The place is known for amazing natural bounty and that is soothing on the eyes too. It is located in an elevated place and at 6700 feet, the view is awe inspiring. The large canyon walls and dense pine forests surrounding the reservoir make you feel relaxed at first sight. It makes you feel you are kayaking in a river, literally. The good thing is using motor boats is not allowed in the lake and so you can spend time kayaking without interruption. It is quite the right place for those who are new to kayaking.
Do you need to be cautious while kayaking here? The answer is yes. Despite all the natural charm and calmness of the atmosphere, remember that the lake is 6700 feet deep. So, the beginners must carry required safety gears.

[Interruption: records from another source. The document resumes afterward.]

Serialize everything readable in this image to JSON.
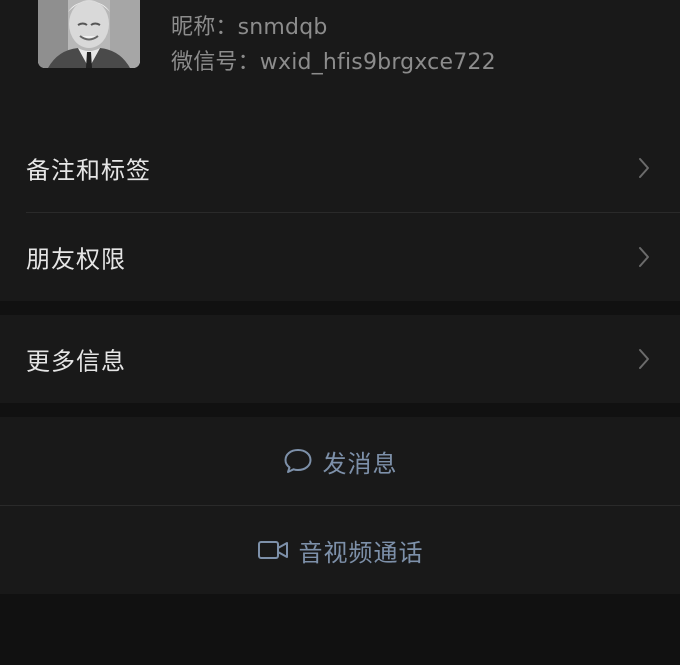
{
  "profile": {
    "nickname": "昵称：snmdqb",
    "wechat_id": "微信号：wxid_hfis9brgxce722"
  },
  "settings": {
    "remark_tags": "备注和标签",
    "friend_permissions": "朋友权限",
    "more_info": "更多信息"
  },
  "actions": {
    "send_message": "发消息",
    "video_call": "音视频通话"
  },
  "icons": {
    "avatar": "profile-photo",
    "chevron": "chevron-right-icon",
    "message": "chat-bubble-icon",
    "video": "video-camera-icon"
  },
  "colors": {
    "background": "#111111",
    "card": "#191919",
    "primary_text": "#e5e5e5",
    "secondary_text": "#8c8c8c",
    "link_text": "#7d90a9"
  }
}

In the Salt River’s lower section, you come across the picturesque and beautiful Saguaro Lake. Created by formation of a dam, it is ideal for those who want to try kayaking for the first time. It is not very large and the lake is roughly 5 square miles. You will see plenty of rock formations and steep cliffs around it. You can’t help admire the variety of avian species as you sail across the calm water of the lake, with blue herons being the most commonplace. On weekends, be prepared to cope with plenty of motorboats spoiling the serenity and calmness of water. On lake shore, there are options for camping and picnic.
Tempe Town lake
This city lake is best suited for amateur kayaking enthusiasts. You get 2 miles of water to explore. Along the shore, you will find a few eateries and there is a bicycling path too. You are not limited to kayaking alone here. There are canoes and dragon boats too. As the Arizona State University is in vicinity, you can expect events to be held here yearlong. The thrill lovers throng the lake for witnessing the fireworks held annually on 4th of July.
Lone Rock Canyon
Located in Western Lake Powell, Lone Rock Canyon is the place veteran kayaking lovers head to! The calm water is ideal to soothe your mind and the views are amazing. If you love thrill, try cliff diving along the canyon’s steep walls. If you are new to the place, opt for the guided kayak tour. The beginners should go to the place at morning but shutterbugs must visit the place at sunset. From Lake Powell through the Lone Rock Beach it takes a short amount of time.
Staying On The Legal Side Is Important
Kayaking in Arizona can be great for stress busting or spending a day or two in the wilderness, away from chaotic urban landscape. However, it is important that you get well versed in the laws. You need to have a PFD with clearance from the US Coast Guard for kayaking in the state. Do not ever think of kayaking in an inebriated state and that may lead to fine and imprisonment.
What About Kayaking In Night Time?
In some lakes and rivers of Arizona, you can take part in night time kayaking. However, you have to abide by the legal norms. In the Tempe Town lake, evening kayaking is allowed but you have to carry required lighting. You will find some agencies offering night kayaking tours at the Salt River. Using glow sticks is the best option.
Arthur G. Moore is a veteran paddler. He has over 10 years of whitewater kayaking experience in his kitty. When he was young, he used to love kayaking in rapid III and rapid IV but as time went on, he decided to concentrate mainly on covering long distances on a standard touring kayak. He is currently working as a senior editor for Kayak Manual.